That’s all changed in v7.  You can still do it the old way if you want, but you don’t have to.  In fact I find the only thing I use the KeyIn menu for any more is KeyIn Analyses.  All the other KeyIn items you can reach from their Draw command.

Let’s keep looking at Draw Materials for example.  Notice the “KeyIn…” button right on the dialog box.

Notice the KeyIn button on nearly every Draw dialog box

Always start by using the Draw command.  If you need to define a new material, click the KeyIn button, define your material, and when you click Close it will already be selected for you in the Draw dialog.

In fact if you’re adding that material and you realise you need a new function for it, click that button labeled “…” – it’s a shortcut to the appropriate KeyIn Functions command (there just wasn’t room to write that all out on the button).

The “…” button is a shortcut to KeyIn Functions

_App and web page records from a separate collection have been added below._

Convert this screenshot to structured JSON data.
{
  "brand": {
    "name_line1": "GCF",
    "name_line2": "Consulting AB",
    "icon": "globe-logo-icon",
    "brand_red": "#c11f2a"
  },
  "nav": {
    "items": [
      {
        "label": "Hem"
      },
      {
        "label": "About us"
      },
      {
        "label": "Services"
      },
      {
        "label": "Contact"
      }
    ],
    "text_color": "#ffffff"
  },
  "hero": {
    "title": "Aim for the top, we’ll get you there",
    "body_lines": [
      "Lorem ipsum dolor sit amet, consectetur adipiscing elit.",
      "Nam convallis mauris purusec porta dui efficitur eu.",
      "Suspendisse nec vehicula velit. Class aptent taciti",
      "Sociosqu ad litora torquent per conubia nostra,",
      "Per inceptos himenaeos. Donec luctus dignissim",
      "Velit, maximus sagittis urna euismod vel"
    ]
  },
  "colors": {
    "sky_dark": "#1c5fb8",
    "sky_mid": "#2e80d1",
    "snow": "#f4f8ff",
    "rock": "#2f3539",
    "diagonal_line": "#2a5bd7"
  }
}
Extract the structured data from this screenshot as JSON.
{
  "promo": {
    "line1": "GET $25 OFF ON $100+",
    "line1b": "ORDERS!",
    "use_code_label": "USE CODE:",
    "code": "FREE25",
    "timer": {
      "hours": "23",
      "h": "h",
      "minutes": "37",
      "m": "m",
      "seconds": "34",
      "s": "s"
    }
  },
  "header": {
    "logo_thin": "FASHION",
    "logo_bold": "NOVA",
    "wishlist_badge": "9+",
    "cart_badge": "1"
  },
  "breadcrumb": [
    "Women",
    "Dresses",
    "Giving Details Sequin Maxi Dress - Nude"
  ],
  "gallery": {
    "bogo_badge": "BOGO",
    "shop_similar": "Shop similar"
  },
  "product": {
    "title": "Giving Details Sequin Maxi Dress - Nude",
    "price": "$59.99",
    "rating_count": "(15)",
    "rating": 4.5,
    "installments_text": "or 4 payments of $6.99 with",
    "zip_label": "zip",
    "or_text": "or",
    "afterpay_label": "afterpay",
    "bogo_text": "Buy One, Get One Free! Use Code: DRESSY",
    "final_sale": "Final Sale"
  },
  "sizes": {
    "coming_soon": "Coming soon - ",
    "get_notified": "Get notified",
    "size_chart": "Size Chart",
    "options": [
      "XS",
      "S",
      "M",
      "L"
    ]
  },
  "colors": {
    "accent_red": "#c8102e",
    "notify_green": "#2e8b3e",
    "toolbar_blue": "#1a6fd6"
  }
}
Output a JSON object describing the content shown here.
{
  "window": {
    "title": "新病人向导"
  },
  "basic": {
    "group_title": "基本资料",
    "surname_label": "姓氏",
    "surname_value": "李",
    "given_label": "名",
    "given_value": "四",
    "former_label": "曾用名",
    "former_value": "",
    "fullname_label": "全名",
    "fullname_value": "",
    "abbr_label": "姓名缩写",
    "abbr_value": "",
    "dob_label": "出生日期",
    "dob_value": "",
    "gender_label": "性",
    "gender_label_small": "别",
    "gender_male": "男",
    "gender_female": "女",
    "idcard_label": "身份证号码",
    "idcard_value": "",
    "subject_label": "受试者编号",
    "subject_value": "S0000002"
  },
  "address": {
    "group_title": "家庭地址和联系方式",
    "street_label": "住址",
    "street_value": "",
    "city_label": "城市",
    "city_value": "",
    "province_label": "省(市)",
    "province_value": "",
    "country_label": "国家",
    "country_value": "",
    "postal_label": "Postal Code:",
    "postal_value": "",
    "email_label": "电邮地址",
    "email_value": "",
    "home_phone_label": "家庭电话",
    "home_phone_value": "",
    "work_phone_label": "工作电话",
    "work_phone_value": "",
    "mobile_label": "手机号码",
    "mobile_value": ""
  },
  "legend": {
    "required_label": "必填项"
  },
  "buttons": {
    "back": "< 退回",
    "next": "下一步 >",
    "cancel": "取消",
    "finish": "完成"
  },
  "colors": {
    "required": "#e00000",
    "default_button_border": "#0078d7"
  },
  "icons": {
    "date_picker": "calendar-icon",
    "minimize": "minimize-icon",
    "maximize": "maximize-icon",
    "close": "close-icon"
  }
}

Use the KeyIn buttons, define materials, boundary conditions and functions only when you need them, and you’re on the road to being an efficient GeoStudio modeler.

introductions

As a UI programmer for GEO-SLOPE, I’m one of the guys whose job is to make sure you only have to wrestle with your geotechnical problem, not with our software.  That’s a constant struggle for us!  How do we make the software more powerful and yet easier to use?  Often that means the most common features are easily discovered (from the menu, toolbars or dialog boxes) but the more powerful ones are somewhat hidden.

In this blog I hope to uncover some of the more hidden features of GeoStudio 2007, explain some of the thinking that goes into the product’s interface, and give you an intuitive understanding of how things work.

(Please note:  I am NOT an engineer!  I won’t (can’t!) be talking about how to model or when to use one material model over another.  What I can (and will) give you is an insider’s look at the GeoStudio interface.)